Since both shares are dropping the obvious next step is a merger.
“Mel, as CEO of Sirius Satellite Radio, it’s time to make your move on a merger. Right now.”
– Alternative rock band Breaking Benjamin opened up with 124,790k with the #2 spot on Billboard.
-Death metal act Slayer debuted with 62,449k.
– KOAR’s Alumn and Favorite Under the Influence of Giants recently released their debut on Island.
-Â Baton Rouge rock band Meriwether signed a deal with Suretone Records/Interscope.
– YouTube said Tuesday that it is talking with record labels to post thousands of music videos online, aiming to move beyond being a site for sharing home videos to being a provider of mainstream entertainment like Yahoo and others.
What we really want to do is in six to 12 months, maybe 18 months, to have every music video ever created up on YouTube,” cofounder Steve Chen told Reuters. “We’re trying to bring in as much of this content as we can onto the site.”
Warner Music and EMI said they are each trying to work out a business model with YouTube
YouTube, which hosts more than 100 million+ videos online a day, suffered a six-hour breakdown on Tuesday — its first-ever unplanned outage.
“We are experiencing a temporary site outage due to a database-related issue,” YouTube spokeswoman Julie Supan said in an e-mail to Reuters five hours after the outage began.
“To clarify and ensure accuracy, the site is not down for maintenance,” Supan said in a statement released shortly before the site recovered. “This was an unplanned outage.”
According to Internet audience measurement firm YouTube surged into the No. 40 ranking in July among U.S. Web sites, with 16 million visitors, up 20 percent just since June.
-Indie NYC act Interpol signs with Capitol.
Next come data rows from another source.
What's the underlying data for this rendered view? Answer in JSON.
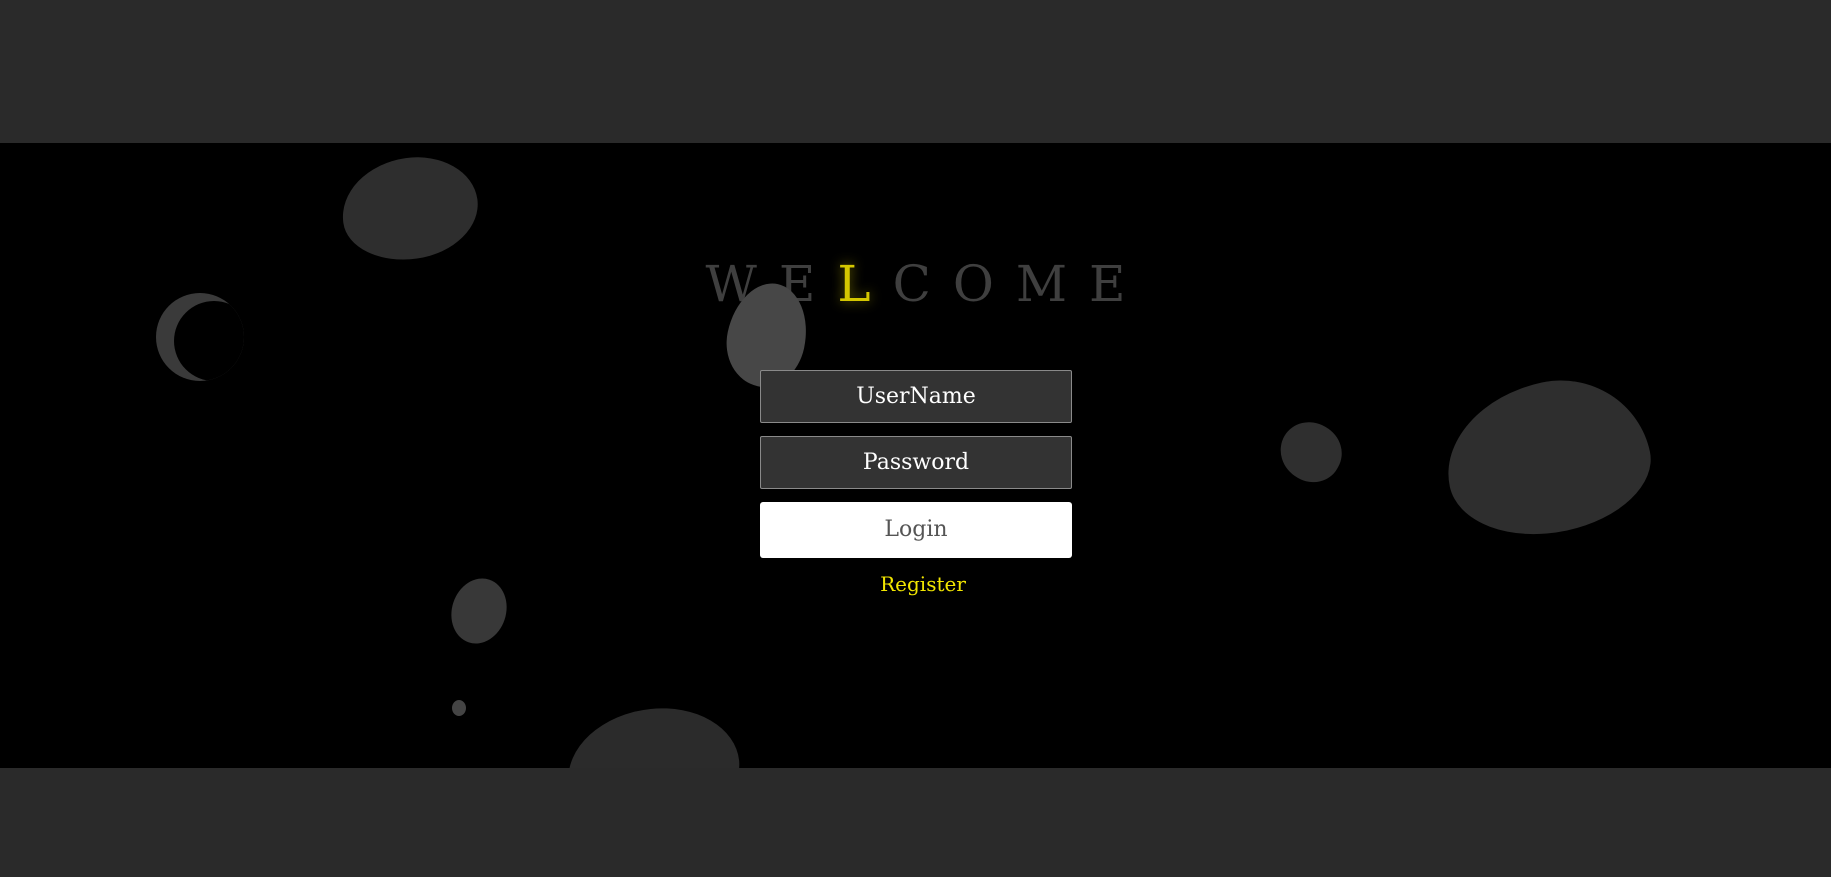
{
  "welcome": {
    "letters": [
      "W",
      "E",
      "L",
      "C",
      "O",
      "M",
      "E"
    ],
    "highlight_index": 2,
    "highlight_color": "#d4c700"
  },
  "form": {
    "username_placeholder": "UserName",
    "password_placeholder": "Password",
    "login_label": "Login",
    "register_label": "Register"
  },
  "colors": {
    "band": "#2a2a2a",
    "stage": "#000000",
    "accent": "#f2e600"
  }
}
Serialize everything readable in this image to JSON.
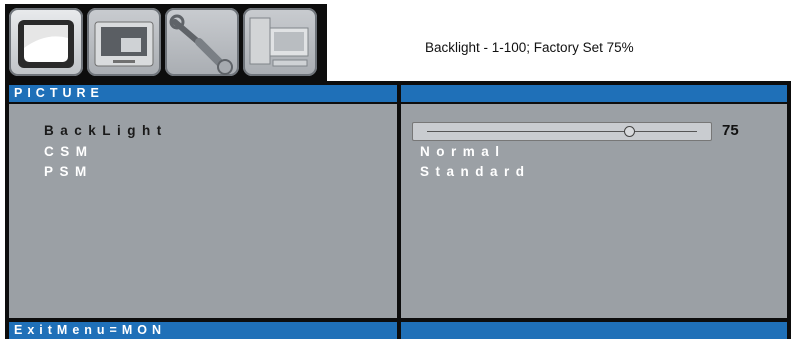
{
  "tabs": [
    {
      "name": "picture-tv-icon",
      "active": true
    },
    {
      "name": "monitor-icon",
      "active": false
    },
    {
      "name": "wrench-tools-icon",
      "active": false
    },
    {
      "name": "computer-icon",
      "active": false
    }
  ],
  "description": "Backlight - 1-100; Factory Set 75%",
  "header": {
    "title": "PICTURE",
    "right": ""
  },
  "menu": [
    {
      "label": "BackLight",
      "selected": true
    },
    {
      "label": "CSM",
      "selected": false
    },
    {
      "label": "PSM",
      "selected": false
    }
  ],
  "values": {
    "backlight": 75,
    "backlight_display": "75",
    "backlight_range": [
      1,
      100
    ],
    "csm": "Normal",
    "psm": "Standard"
  },
  "footer": {
    "hint": "ExitMenu=MON",
    "right": ""
  },
  "colors": {
    "accent": "#1f70b8",
    "panel": "#9ba0a5",
    "frame": "#0d0d0d"
  }
}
Majors are continuing to pick up indie bands with decent sales. Indie bands still believe in majors despite what anyone says. (Hits)
–Classic Case has signed with Fearless Records. This band has been slugging it out on the indie emo scene for some time. Great live show.
Check out the LA Times “Musician Is Front Man at Geffen”
Ron Fair who is now head of one of Universal Music Group’s labels, has rekindled the debate over who should run the music industry: business executives or people with experience creating music.
Jimmy Iovine says “I’d always rather teach a music guy how to sell a record than try to teach a business guy how to make one,”. Ron knows what a star looks like, and he knows how to produce a hit. The rest of the business is easy compared to that.”
Others stake a different claim.
“We need executives who think about groups as brands, not just musical acts,” said Andy Gould, manager of such Geffen acts as Rob Zombie. “There are very few execs who know what to do beyond send a song to KROQ and pray it gets played. I think Ron is up for the challenge, but it’s going to be tough if he’s mostly in the studio.”
Fair says he will shift Geffen’s focus from a mishmash of genres to singer-driven albums and the most commercial of genres: pop.
“To succeed today you have to get the biggest exposure possible, and that means pop,” said Fair. “Pop music dominates radio, it dominates television, it dominates commercials and the Internet.”
There’s so much competition for people’s consciousness now that a band has to grab anything that gives them exposure,” Fair said. “There’s no such thing as selling out, now. There’s just getting heard.”
“It’s good to have someone in that position who actually loves music,” said Gould, the manager. “If it works, the music guys might just win back this business.”
As sad it seems, Ron Fair is right. Selling out doesn’t exist anymore and competing for the people’s consciouseness is a hard task in this ADD Generation. Also, label heads must have a sense of music and business. One who only knows music will fail and one who knows onlyÂ business and is tonedeaf will fail. Aint that the truth.